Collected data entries
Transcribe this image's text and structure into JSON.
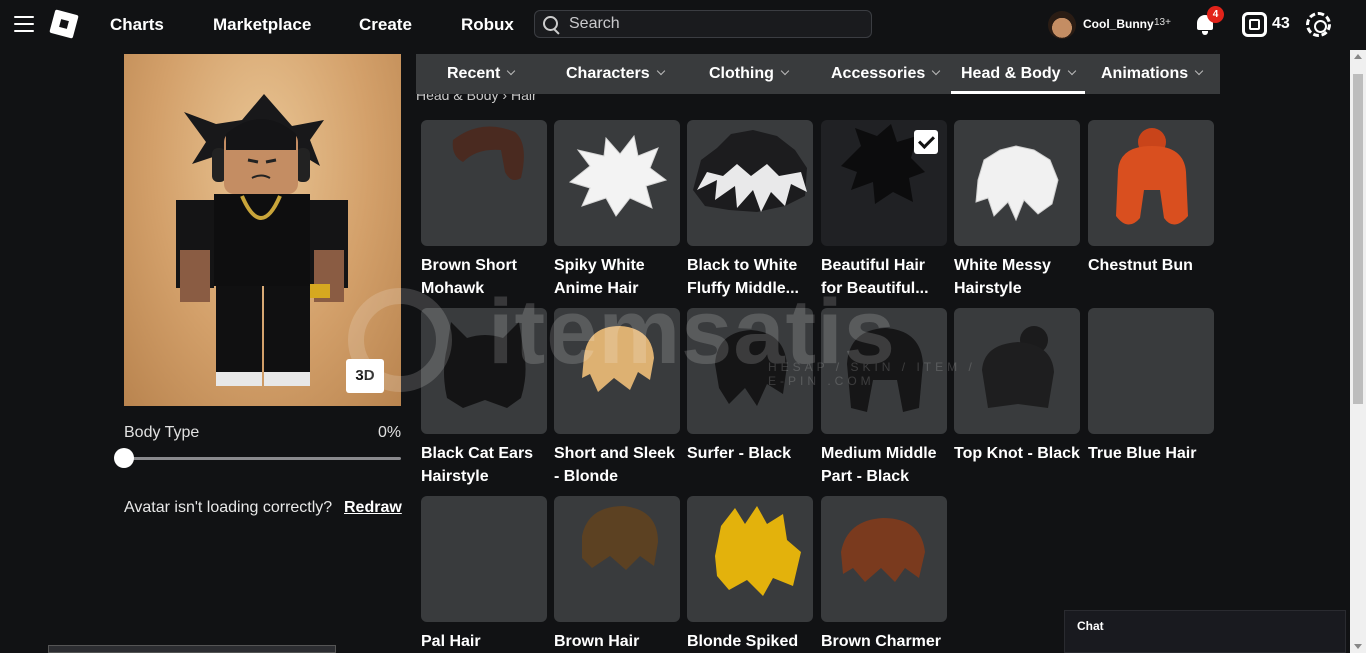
{
  "nav": {
    "links": [
      "Charts",
      "Marketplace",
      "Create",
      "Robux"
    ],
    "search_placeholder": "Search",
    "username": "Cool_Bunny",
    "age_label": "13+",
    "notifications": "4",
    "robux": "43"
  },
  "avatar": {
    "view_toggle": "3D",
    "body_type_label": "Body Type",
    "body_type_value": "0%",
    "body_type_level": 0,
    "redraw_prompt": "Avatar isn't loading correctly?",
    "redraw_link": "Redraw"
  },
  "tabs": [
    {
      "label": "Recent",
      "active": false
    },
    {
      "label": "Characters",
      "active": false
    },
    {
      "label": "Clothing",
      "active": false
    },
    {
      "label": "Accessories",
      "active": false
    },
    {
      "label": "Head & Body",
      "active": true
    },
    {
      "label": "Animations",
      "active": false
    }
  ],
  "breadcrumb": [
    "Head & Body",
    "Hair"
  ],
  "items": [
    {
      "name": "Brown Short Mohawk",
      "selected": false,
      "icon": "brown-mohawk-hair"
    },
    {
      "name": "Spiky White Anime Hair",
      "selected": false,
      "icon": "white-spiky-hair"
    },
    {
      "name": "Black to White Fluffy Middle...",
      "selected": false,
      "icon": "black-white-fluffy-hair"
    },
    {
      "name": "Beautiful Hair for Beautiful...",
      "selected": true,
      "icon": "black-beautiful-hair"
    },
    {
      "name": "White Messy Hairstyle",
      "selected": false,
      "icon": "white-messy-hair"
    },
    {
      "name": "Chestnut Bun",
      "selected": false,
      "icon": "chestnut-bun-hair"
    },
    {
      "name": "Black Cat Ears Hairstyle",
      "selected": false,
      "icon": "black-cat-ears-hair"
    },
    {
      "name": "Short and Sleek - Blonde",
      "selected": false,
      "icon": "blonde-sleek-hair"
    },
    {
      "name": "Surfer - Black",
      "selected": false,
      "icon": "black-surfer-hair"
    },
    {
      "name": "Medium Middle Part - Black",
      "selected": false,
      "icon": "black-middle-part-hair"
    },
    {
      "name": "Top Knot - Black",
      "selected": false,
      "icon": "black-top-knot-hair"
    },
    {
      "name": "True Blue Hair",
      "selected": false,
      "icon": "empty-thumbnail"
    },
    {
      "name": "Pal Hair",
      "selected": false,
      "icon": "empty-thumbnail"
    },
    {
      "name": "Brown Hair",
      "selected": false,
      "icon": "brown-hair"
    },
    {
      "name": "Blonde Spiked",
      "selected": false,
      "icon": "blonde-spiked-hair"
    },
    {
      "name": "Brown Charmer",
      "selected": false,
      "icon": "brown-charmer-hair"
    }
  ],
  "chat": {
    "label": "Chat"
  },
  "watermark": {
    "text": "itemsatis",
    "sub": "HESAP / SKIN / ITEM / E-PIN .COM"
  },
  "colors": {
    "background": "#111214",
    "card": "#393b3d",
    "badge": "#e2231a"
  }
}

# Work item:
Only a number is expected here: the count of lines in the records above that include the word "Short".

# Response to the task:
2